- Make Optimization Recommendations: Once data insights are gained, the ability to come up with recommendations to improve underperforming campaigns based on trends is crucial. For example, data may show that one consumer engaged with branded content only in the evening, informing a strategy shift to serve the ad on the consumer’s commute home, rather than the morning commute.
- Understand Consumer and MarTech Trends: Analytics managers should also stay abreast of consumer and MarTech trends. Understanding consumer demands for a seamless omnichannel experience and how buyers are engaging with augmented and virtual reality will certainly play a role in determining next steps for optimization opportunities.
- Work with Analytics Tools: Next, analytics managers must be onboarded and comfortable with various automation tools and analytics platforms, because of the vital role these tools play in reducing the time from consumer engagement to consumer insight.
- Collaborate with Stakeholders: Finally, members of the analytics team must be able to use the data they work with to tell a compelling story to stakeholders, and demonstrate the ways other departments, such as sales or product development, can use these findings to drive engagement and conversions.

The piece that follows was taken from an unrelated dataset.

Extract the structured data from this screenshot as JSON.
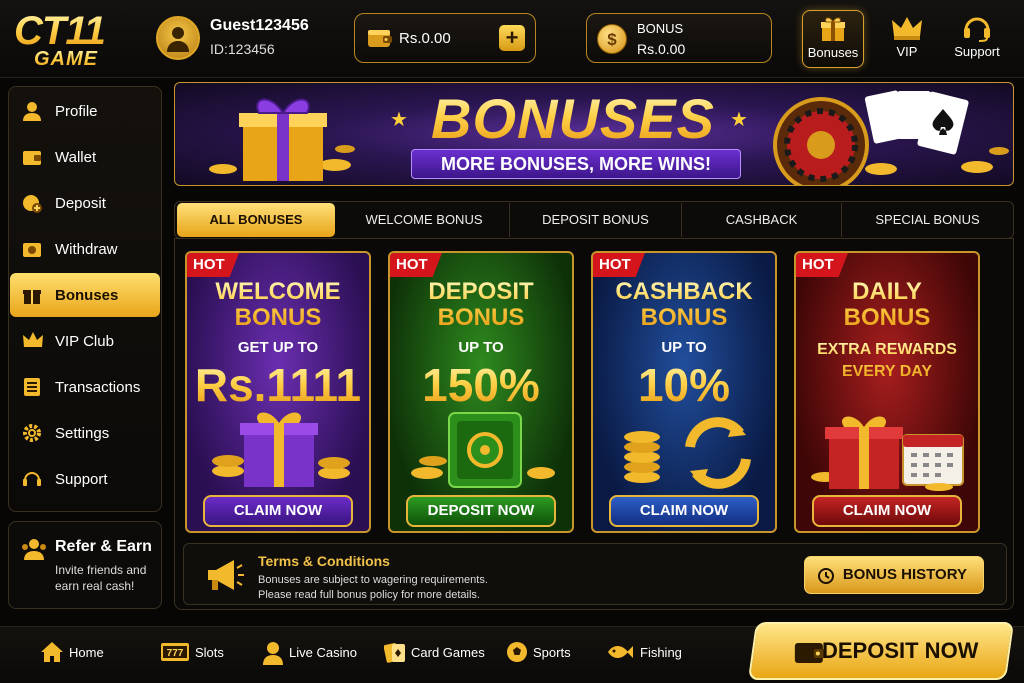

How to Start the Marketing Analytics Process
If you’re looking to enhance analytics capabilities, here are four steps to take at the outset of your program:
1. Understand What You Want to Measure
There are many aspects to a marketing campaign you can measure: conversion rates, leads captured and brand recognition, to name a few. Understand the problem you are trying to solve or insight you are trying to glean when beginning to analyze your data.
2. Establish a Benchmark
What does a successful campaign look like? This will determine the types of data and metrics marketers collect. For example, if the goal is to increase brand awareness – the success benchmark might be an increased percentage of brand loyalty demonstrated in a customer panel, rather than an online click or impression.
3. Assess Your Current Capabilities
What is your company doing today? What are your weak spots? Whether assessing offline campaign results or identifying media most likely to convert, understanding these weak points can help you strengthen your program.
4. Deploy a Marketing Analytics Tool
Marketing analytics tools will increase in importance as consumers become more selective and datasets grow. An advanced platform, such as our Marketing Measurement and Optimization Platform uses unified marketing measurement to help marketers identify the messages that resonate and the types of media that converts. This provides a holistic view of which campaigns are successful and which are underperforming in real time.
Having the right marketing analytics solution in place is key to a successful marketing program. By understanding where your audience is engaging and what is truly driving sales, you can make sure you are putting your money in the right place and improve ROI.
Additional Tips and Resources
- The Role of Marketing Analytics in Identifying Creative Needs
- Marketing Attribution Models: How Did We Get Here? A History of Measurement
- Inaccurate Attribution is…. Bad Attribution
- Why Marketing Analytics Software Must Be a Budget Priority to Achieve Goals